O well, my bad. Just chalk it up to having evolved my working vacation strategies well before the advent of the Internet. I guess that also explains why I still don’t have an IPhone!
With teaching contract in hand and air tickets tucked firmly into my pocket the Schneider family made its way to the Minneapolis-St. Paul airport for the first time in three years and boarded a plane for Tel Aviv. We took a jitney to Jerusalem and booked a room at a local hotel until we found a place to live—the immediate task at hand.
Housing arrangements will usually be made by your hosts, as was the case in London. However, if it is left up to you how do you find accommodations in an unfamiliar city? How do you look for an apartment in a place that you have never been and in a country where you do not speak the language (Hebrew)? This is the type of agonizing question that can stop people in their tracks and keep professionals, myself included, from taking full advantage of attractive offers. During the long twenty hour flight I worried incessantly about finding a place to live. My fitful sleep was filled with visions of homeless shelters and cardboard boxes. Well let me reassure you that finding housing overseas is really not that difficult and more often than not you will find extremely pleasant accommodations.
Scuba Diving In The Red Sea Near Elath.
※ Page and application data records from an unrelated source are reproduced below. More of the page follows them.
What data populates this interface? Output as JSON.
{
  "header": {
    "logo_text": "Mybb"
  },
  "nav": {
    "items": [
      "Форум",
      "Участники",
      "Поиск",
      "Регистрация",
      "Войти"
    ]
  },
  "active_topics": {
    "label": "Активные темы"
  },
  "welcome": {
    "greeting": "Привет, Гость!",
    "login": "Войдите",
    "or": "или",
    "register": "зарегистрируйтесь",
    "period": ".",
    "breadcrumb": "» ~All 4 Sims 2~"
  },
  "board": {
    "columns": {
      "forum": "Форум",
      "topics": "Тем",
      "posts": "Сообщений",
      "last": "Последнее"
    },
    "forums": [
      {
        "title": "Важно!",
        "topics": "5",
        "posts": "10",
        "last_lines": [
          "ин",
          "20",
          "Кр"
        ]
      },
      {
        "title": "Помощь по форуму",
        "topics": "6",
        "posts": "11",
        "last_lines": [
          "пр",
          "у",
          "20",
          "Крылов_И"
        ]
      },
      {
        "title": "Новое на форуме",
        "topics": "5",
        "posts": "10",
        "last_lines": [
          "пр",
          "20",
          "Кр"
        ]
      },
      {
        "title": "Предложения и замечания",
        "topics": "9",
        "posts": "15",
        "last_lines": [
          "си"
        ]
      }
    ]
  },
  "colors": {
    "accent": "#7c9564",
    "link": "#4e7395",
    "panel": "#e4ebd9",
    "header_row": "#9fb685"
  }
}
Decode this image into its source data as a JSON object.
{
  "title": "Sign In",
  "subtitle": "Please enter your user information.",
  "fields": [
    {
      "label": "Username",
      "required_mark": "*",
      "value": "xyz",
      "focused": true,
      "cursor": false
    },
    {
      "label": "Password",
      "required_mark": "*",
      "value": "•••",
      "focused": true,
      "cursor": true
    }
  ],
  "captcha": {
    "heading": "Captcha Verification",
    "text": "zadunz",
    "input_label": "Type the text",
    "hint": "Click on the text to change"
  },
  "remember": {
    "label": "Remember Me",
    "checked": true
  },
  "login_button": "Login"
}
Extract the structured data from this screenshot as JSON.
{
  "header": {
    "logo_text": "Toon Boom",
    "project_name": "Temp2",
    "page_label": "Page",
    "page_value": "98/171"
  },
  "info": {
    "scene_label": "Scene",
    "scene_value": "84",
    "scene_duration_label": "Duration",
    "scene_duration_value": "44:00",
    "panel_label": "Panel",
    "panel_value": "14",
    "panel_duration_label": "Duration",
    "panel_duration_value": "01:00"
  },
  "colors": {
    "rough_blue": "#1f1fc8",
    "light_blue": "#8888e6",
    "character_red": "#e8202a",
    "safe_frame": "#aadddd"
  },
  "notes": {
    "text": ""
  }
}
One of the Many Wonderful Side Trips We Took While Working In Israel For Three Months
Sometimes your hosts will arrange with a local realtor to come to your hotel on the first or second day in town, drive you around, and show you what is available. If this service has not been proffered, then simply make those arrangements yourself. Send email to your host asking them to contact a local real estate agent, one fluent in English, to arrange showings on your behalf. Then send email to the agent with rental dates, desired price range, and type of unit needed–which is exactly what we did. On our second day we found a lovely, and reasonably priced, two-bedroom apartment not far from campus for exactly the dates we needed–not a coincidence since the owners were Israeli faculty making the reverse commute—traveling to the U.S. for a three-month summer working vacation.
This phenomena–believing something will be difficult, time-consuming, and stressful only to discover that it was actually quite simple, has repeated itself over and over during our travels. Those nagging doubts about being able to “pull off” this kind of working vacation usually turn out to be totally unfounded. Just as it was easy for our family to find a lovely place to live, those deep-seated fears about your house, paying bills, finding accommodations, leasing a car, or finding a school for your children often turn out to be far less onerous than imagined.
A little bit of helpful advice (such as this blog) and a good deal of common sense will usually turn what appears to be a daunting task into a simple errand. Just as my unpleasant dreams about homeless shelters turned out to be foolish and baseless, don’t let your own specious nightmares stop you from enjoying that trip of a lifetime.